PredictWise Blog

As we reach the halfway mark in primary season, PredictWise is pausing to take stock of our predictions so far and how effective the political markets have been in forecasting the winner. We've made calls at least a week in advance for 26 primary contests so far—every matchup, excluding territories and nontraditional matchups in Missouri and Wyoming. Our predictions, which are based on data from the gambling markets at Intrade and Betfair, were correct in 18 of those seven days before the election. At five days out, the odds rose to 21 in 26. Interestingly, they were equally accurate one day ahead of time.

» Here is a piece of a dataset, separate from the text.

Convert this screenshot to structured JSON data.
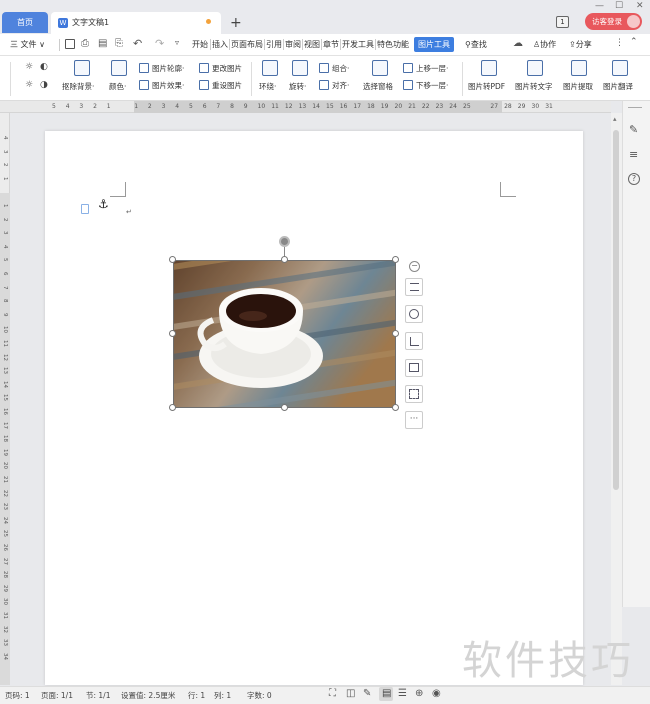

It's easy to assume that the reason we—or anyone else—got some of those predictions incorrect is that our methods are flawed. But one of the principal lessons of this campaign cycle, so far, is that in fact elections are subject to the fall of the dice, and that no model for predicting them can ever be correct in every instance. In other words, we don't want to be right all of the time. That is why we attach likelihoods to all of our forecasts. When we say Rick Santorum has a 50 percent likelihood of winning a state, we literally mean he will win every other time. When we say 20 percent likelihood, we mean it will happen 1 out of 5 times.

Click Here for the Full Text on Yahoo!'s The Signal

Rick Santorum is going to win the Louisiana primary today with 97 percent certainty. Then he is highly likely to lose the three following primaries on April 3 to front-runner Mitt Romney: Washington, D.C. (Romney at 96.3 percent), Maryland (Romney at 97.1 percent), and Wisconsin (Romney at 90.6 percent). More importantly, Romney is now 91.1 percent likely to capture the Republican nomination, according to prediction market data.

OK, I have provided the necessary political commentary for the day. Now let us return to the more exciting contests.

Kentucky continues to dominate the NCAA tournament, and now stands at 35.5 percent likely to win the tournament; Kentucky's rise from 26.7 percent to 35.5 percent is an interesting story. Its largest sustained jump in likelihood did not occur during any of its three tournament wins (which were highly anticipated), but during Michigan State's loss. That loss (which we gave a meaningful 33.5 percent likelihood) ensured that the winner of the South Region would face no higher than a fourth seed in the semifinal contest. Kentucky is strongly favored against No. 3 Baylor to make that trip to the Final Four.

Click Here for the Full Text on Yahoo!'s The Signal

Once again, we're taking a break from politics to discuss the most pressing upcoming contest in America: March Madness. Kentucky heads into the Sweet Sixteen in the same place it was a week ago, the overwhelming favorite to win the championship at a 29.9 percent likelihood of victory. Mitt Romney is slightly more likely to win the Presidency than Kentucky is to win the NCAA crown, but let's be fair: Kentucky has four rounds left, while Romney only has two.

Click Here for the Full Text on Yahoo!'s The Signal

Mitt Romney is poised to capture an easy victory tonight in the Illinois primary. The prediction markets currently give the former governor a 97.4 percent chance of winning the state, with Rick Santorum trailing at just 3.2 percent. We've seen Santorum overcome long odds before, but not at this steep of a disadvantage going into the day.

The following chart shows the progression of our forecasts, compared with the poll-based forecast that the New York Times' Nate Silver publishes on the FiveThirtyEight blog:

Click Here for the Full Text on Yahoo!'s The Signal

Kentucky is the top ranked NCAA basketball team in the country and the clear favorite to win the tournament at 26.7 percent odds. Those are tremendous odds, given that the team has to win six straight games against the best teams in the country (if you county an opening round game against 16-seed Western Kentucky).

The presence of Kentucky makes the South region the most dangerous for other top ranked teams: No. 2 Duke, No. 3 Baylor, and No. 4 Indiana all have the lowest likelihood of winning the title compared with the other teams of similar rankings.

The East is the most wide-open region due to the ineligibility of top ranked Syracuse's start center, Fab Melo. Second ranked Ohio State is 12.1 percent likely to win the tournament, the highest odds for a team not in the top seed. Fifth ranked Vanderbilt is the most likely seed outside the top 4 to escape their region.

Click Here for the Full Text on Yahoo!'s The Signal

2011-12 NCAA Championship - Likelihood to Win